Charles-Edouard Jeanneret, better known as Le Corbusier (1887-1965) came from La Chaux-de-Fonds (Switzerland).
He was at the same time an architect, a painter, a town-planner, a writer, and a humanist. Le Corbusier was a great theorist and he appeared as the leading light in the modern movement. He gave a visual definition of the modern movement with “five points of architecture”, which are a set of architectural principles: the free designing of the ground plan, the free design of the façade, the column principle, the horizontal window, and roof gardens. He pleaded for rationalizing building techniques and for using new materials, particularly concrete as he liked its neat aspect. In June 1955, the Chapel of Notre-Dame du Haut was inaugurated. Its construction had been carried out by André Maisonnier, an architect, and a faithful collaborator of Le Corbusier’s.
A skilled metalworker, an architect and an engineer, Jean Prouvé (1901-1984), was very keen on the questions about work and multi-unit buildings. He took part in the greater use of metal and more specifically of steel, which he used to give an impression of weightlessness, particularly on façades. Jean Prouvé’s work was influenced by his contemporary comrade: Le Corbusier.
Renzo Piano was born in Genoa in 1937. Born into a family of builders, he has always given great importance to materials and building techniques. To him, the work of an architect is a long maturing process, from the design to the end of a project. Renzo Piano takes great account of the context of his buildings. Thanks to architecture, such immaterial elements as transparency, weightlessness and light are materialized.
Among Renzo Piano’s main projects, one can mention the “Centre national d’art et de culture Georges Pompidou” in Paris (1971-1977), the Jean-Marie Tjibaou cultural Centre in Nouméa or the Beyeler Foundation in Basel, which were created in the 1990’s.
Michel Corajoud was born in Annecy in 1937. He died in Paris in 2014. Before he became a landscape architect, he studied decorative arts and worked for Bernard Rousseau, a former collaborator of Le Corbusier’s.
In the 1970’s, Michel Corajoud set up a team of urban landscape architects with the “Atelier d’Urbanisme et d’Architecture”. He studied town- planning in Africa and took part in many competitions for the creation of parks.

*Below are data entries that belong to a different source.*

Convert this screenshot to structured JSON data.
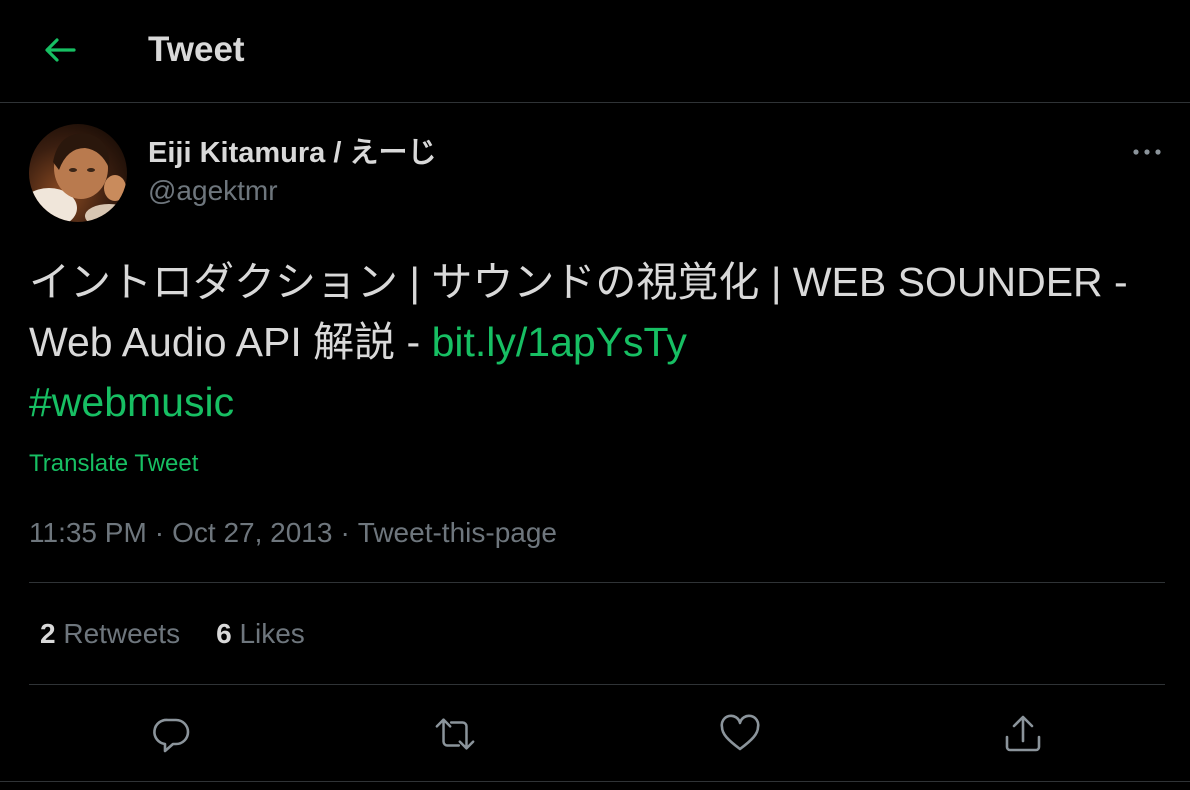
{
  "header": {
    "back_icon": "arrow-left-icon",
    "title": "Tweet"
  },
  "colors": {
    "accent": "#17bf63",
    "text": "#d9d9d9",
    "muted": "#6e767d",
    "border": "#2f3336",
    "background": "#000000"
  },
  "author": {
    "display_name": "Eiji Kitamura / えーじ",
    "handle": "@agektmr"
  },
  "tweet": {
    "text": "イントロダクション | サウンドの視覚化 | WEB SOUNDER - Web Audio API 解説 - ",
    "link": "bit.ly/1apYsTy",
    "hashtag": "#webmusic",
    "translate_label": "Translate Tweet",
    "time": "11:35 PM",
    "date": "Oct 27, 2013",
    "source": "Tweet-this-page"
  },
  "stats": {
    "retweets_count": "2",
    "retweets_label": "Retweets",
    "likes_count": "6",
    "likes_label": "Likes"
  },
  "actions": [
    "reply-icon",
    "retweet-icon",
    "like-icon",
    "share-icon"
  ]
}
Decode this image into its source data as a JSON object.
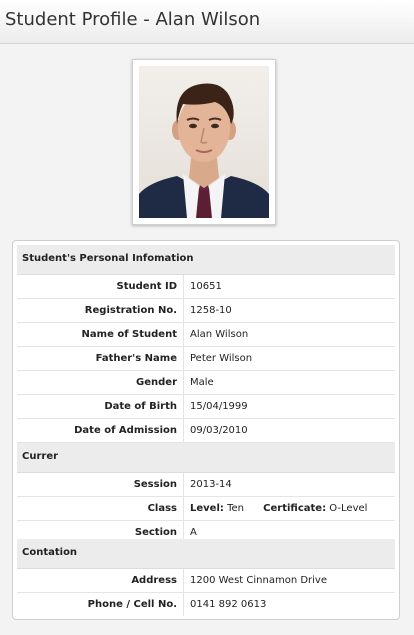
{
  "page": {
    "title": "Student Profile - Alan Wilson"
  },
  "photo": {
    "icon": "student-photo"
  },
  "sections": {
    "personal": {
      "heading": "Student's Personal Infomation",
      "rows": [
        {
          "label": "Student ID",
          "value": "10651"
        },
        {
          "label": "Registration No.",
          "value": "1258-10"
        },
        {
          "label": "Name of Student",
          "value": "Alan Wilson"
        },
        {
          "label": "Father's Name",
          "value": "Peter Wilson"
        },
        {
          "label": "Gender",
          "value": "Male"
        },
        {
          "label": "Date of Birth",
          "value": "15/04/1999"
        },
        {
          "label": "Date of Admission",
          "value": "09/03/2010"
        }
      ]
    },
    "current": {
      "heading": "Currer",
      "session_label": "Session",
      "session_value": "2013-14",
      "class_label": "Class",
      "level_label": "Level:",
      "level_value": "Ten",
      "certificate_label": "Certificate:",
      "certificate_value": "O-Level",
      "section_label": "Section",
      "section_value": "A"
    },
    "contact": {
      "heading": "Contation",
      "rows": [
        {
          "label": "Address",
          "value": "1200 West Cinnamon Drive"
        },
        {
          "label": "Phone / Cell No.",
          "value": "0141 892 0613"
        }
      ]
    }
  }
}
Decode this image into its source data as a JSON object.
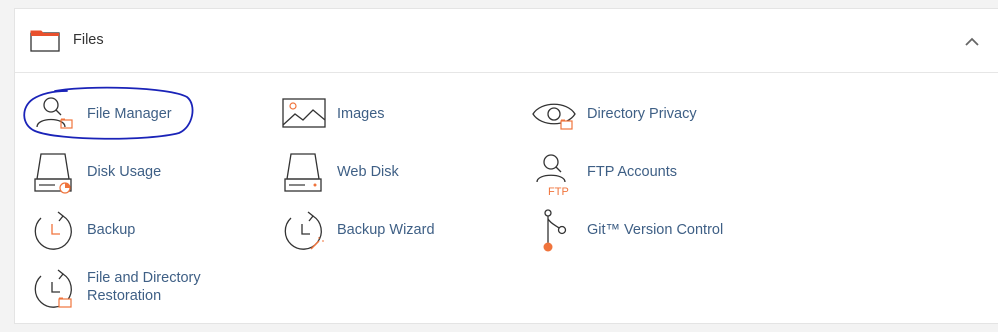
{
  "section": {
    "title": "Files",
    "items": [
      {
        "label": "File Manager"
      },
      {
        "label": "Images"
      },
      {
        "label": "Directory Privacy"
      },
      {
        "label": "Disk Usage"
      },
      {
        "label": "Web Disk"
      },
      {
        "label": "FTP Accounts"
      },
      {
        "label": "Backup"
      },
      {
        "label": "Backup Wizard"
      },
      {
        "label": "Git™ Version Control"
      },
      {
        "label_line1": "File and Directory",
        "label_line2": "Restoration"
      }
    ]
  },
  "icons": {
    "header": "folder-icon",
    "collapse": "chevron-up-icon",
    "file_manager": "user-folder-icon",
    "images": "image-icon",
    "directory_privacy": "eye-folder-icon",
    "disk_usage": "disk-pie-icon",
    "web_disk": "disk-icon",
    "ftp_accounts": "user-ftp-icon",
    "backup": "clock-refresh-icon",
    "backup_wizard": "clock-wand-icon",
    "git": "git-branch-icon",
    "restoration": "clock-folder-icon"
  },
  "highlight_annotation": "hand-drawn-circle",
  "colors": {
    "text_link": "#3e5f85",
    "icon_stroke": "#333333",
    "icon_accent": "#f0743c",
    "annotation": "#1a23b8",
    "header_accent": "#e8502d"
  }
}
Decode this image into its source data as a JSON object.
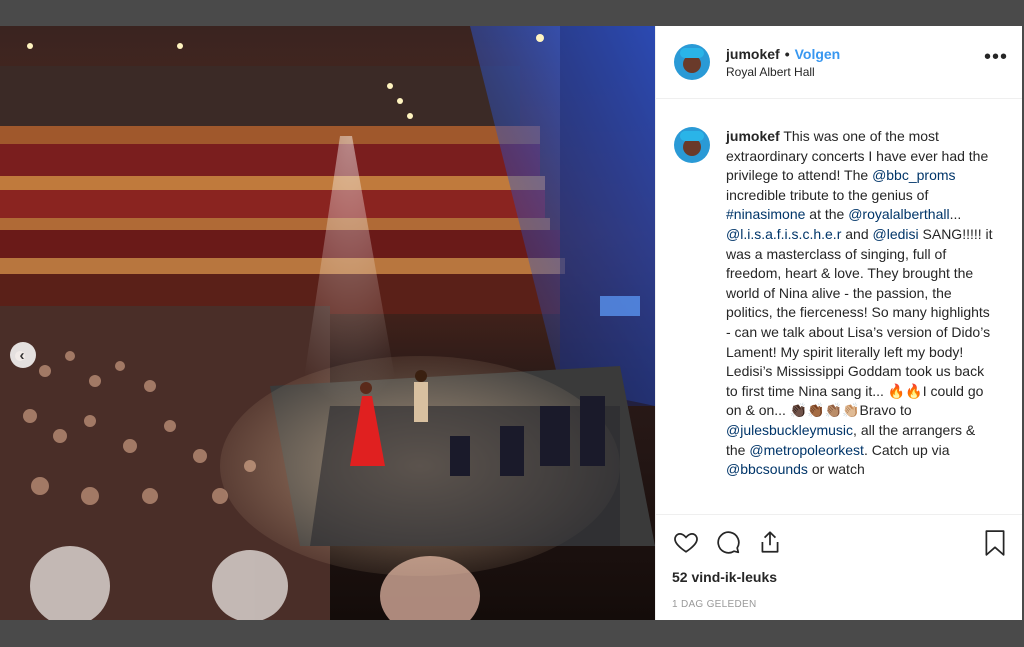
{
  "post": {
    "username": "jumokef",
    "separator": "•",
    "follow_label": "Volgen",
    "location": "Royal Albert Hall",
    "more_label": "•••",
    "carousel_prev": "‹",
    "caption": {
      "username": "jumokef",
      "t1": " This was one of the most extraordinary concerts I have ever had the privilege to attend! The ",
      "m1": "@bbc_proms",
      "t2": " incredible tribute to the genius of ",
      "h1": "#ninasimone",
      "t3": " at the ",
      "m2": "@royalalberthall",
      "t4": "... ",
      "m3": "@l.i.s.a.f.i.s.c.h.e.r",
      "t5": " and ",
      "m4": "@ledisi",
      "t6": " SANG!!!!! it was a masterclass of singing, full of freedom, heart & love. They brought the world of Nina alive - the passion, the politics, the fierceness! So many highlights - can we talk about Lisa’s version of Dido’s Lament! My spirit literally left my body! Ledisi’s Mississippi Goddam took us back to first time Nina sang it... 🔥🔥I could go on & on... 👏🏿👏🏾👏🏽👏🏼Bravo to ",
      "m5": "@julesbuckleymusic",
      "t7": ", all the arrangers & the ",
      "m6": "@metropoleorkest",
      "t8": ". Catch up via ",
      "m7": "@bbcsounds",
      "t9": " or watch"
    },
    "likes": "52 vind-ik-leuks",
    "date": "1 dag geleden"
  },
  "icons": [
    "heart-icon",
    "comment-icon",
    "share-icon",
    "bookmark-icon",
    "chevron-left-icon"
  ],
  "colors": {
    "link": "#003569",
    "follow": "#3897f0",
    "text": "#262626",
    "muted": "#999999",
    "frame": "#4a4a4a"
  }
}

His work is characterized by the links which associate elements to the surrounding landscape and by showcasing the plants.
In 2003, Michel Corajoud was awarded the Grand Prix de l’Urbanisme, thus proving the importance of landscape in towns.